Extract from National Gazetteer, 1868
“BEACHLEY, a chapelry in the parish of Tidenham, hundred of Westbury, in the county of Gloucester, 2 miles to the S.E. of Chepstow. It is situated on the confluence of the Wye and Severn, at the south extremity of Offa’s Dyke. From this place was the old ferry to Aust, the passage between Bristol and Wales. It had some military importance, and there are still remains of ancient earthworks. The living is a perpetual curacy in the diocese of Gloucester and Bristol; value £16, in the gift of the Vicar of Tidenham. The church is dedicated to St. John. The principal residence is Beachley Lodge, pleasantly situated, and commanding fine views of the Severn and the surrounding country.”
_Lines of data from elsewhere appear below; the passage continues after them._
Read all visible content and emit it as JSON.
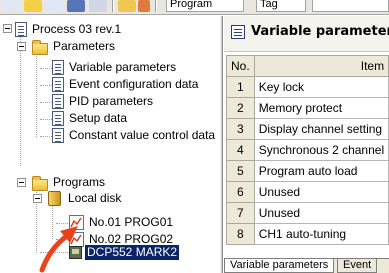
{
  "toolbar": {
    "program_combo": "Program",
    "tag_combo": "Tag"
  },
  "tree": {
    "root": "Process 03 rev.1",
    "parameters_folder": "Parameters",
    "parameters_items": [
      "Variable parameters",
      "Event configuration data",
      "PID parameters",
      "Setup data",
      "Constant value control data"
    ],
    "programs_folder": "Programs",
    "local_disk": "Local disk",
    "programs": [
      "No.01 PROG01",
      "No.02 PROG02"
    ],
    "device": "DCP552 MARK2"
  },
  "panel": {
    "title": "Variable parameters",
    "col_no": "No.",
    "col_item": "Item",
    "rows": [
      {
        "no": "1",
        "item": "Key lock"
      },
      {
        "no": "2",
        "item": "Memory protect"
      },
      {
        "no": "3",
        "item": "Display channel setting"
      },
      {
        "no": "4",
        "item": "Synchronous 2 channel"
      },
      {
        "no": "5",
        "item": "Program auto load"
      },
      {
        "no": "6",
        "item": "Unused"
      },
      {
        "no": "7",
        "item": "Unused"
      },
      {
        "no": "8",
        "item": "CH1 auto-tuning"
      }
    ]
  },
  "sheet_tabs": {
    "active": "Variable parameters",
    "inactive": "Event"
  },
  "annotation": {
    "arrow_color": "#e8431a"
  }
}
Beachley sits at the end of the peninsula formed by the confluence of the Severn and Wye Rivers, it is crossed by the Severn Bridge which opened in 1966 so replacing the ferry which had been in operation for several centuries, the most recent incarnation having been opened in the 1930s and adapted for motor vehicles by Enoch Williams and partners.
In 1917 the whole of the Beachley area was commandeered by the War Office to create National Shipyard No. 1, until then the residents had been employed in agriculture, fishing or ferries.
The villagers were given less than three weeks to leave their homes and their livelihoods with no help to find alternative accommodation.
Despite plans to create the largest shipbuilding area in Britain the shipyard scheme failed with no ships launched in time to be used in the First World War and the Beachley shipyard closed before 1920. Many of the villagers were able to move back but the school remained closed, the farm became the Commandant’s House for the Army Technical School (later the Army Apprentices College) and Beachley Lodge became the Officer’s Mess and was demolished in the 1960s.
In 1833 James Jenkins endowed and largely paid for the new chapel of ease of St John the Evangelist which was consecrated by the Bishop on September 10th 1833. His brother Richard was living at Beachley Lodge in sight of the chapel but died the following year, the chapel then became something of a memorial to the Jenkins family with twenty four family members commemorated on the monuments inside the chapel.
The church was closed in the mid 1990s and is now home to a furniture restoration business.
The churchyard is a ‘closed churchyard’ but adjacent is a war grave cemetery with almost one hundred graves of German and Italian POWs.
A board in the Vestry of the chapel reminds us that Robert Castle Jenkins provided the small schoolroom adjacent to St John’s.
“THIS BUILDING WAS ERECTED AT THE COST OF ROBERT JENKINS ESQ OF BEACHLEY LODGE & KINDLY PRESENTED TO THE TRUSTEES OF ST JOHN’S CHAPEL IN THIS HAMLET TO BE USED AS A SCHOOLROOM FOR THE EDUCATION OF THE CHILDREN OF THE POOR, IN THE PRINCIPLES OF THE ESTABLISHED CHURCH FOR EVER. JANUARY 1ST 1840”
The school ceased to be used in World War One when Beachley became National Shipyard No 2. The children of the village then had to walk to Tutshill for their education.
An elderly lady who was one of those children told how they would often be late for school at Tutshill (a three mile walk) but on arrival the teacher would declare “Ah the children from Paradise are here.” In those days Beachley was a popular spot for day trippers and holiday makers, even up until the Second World War families from Chepstow would camp out on the beach, which in those days was sand and shingle.
The schoolroom is now used as a small museum for Beachley Old Boys Association.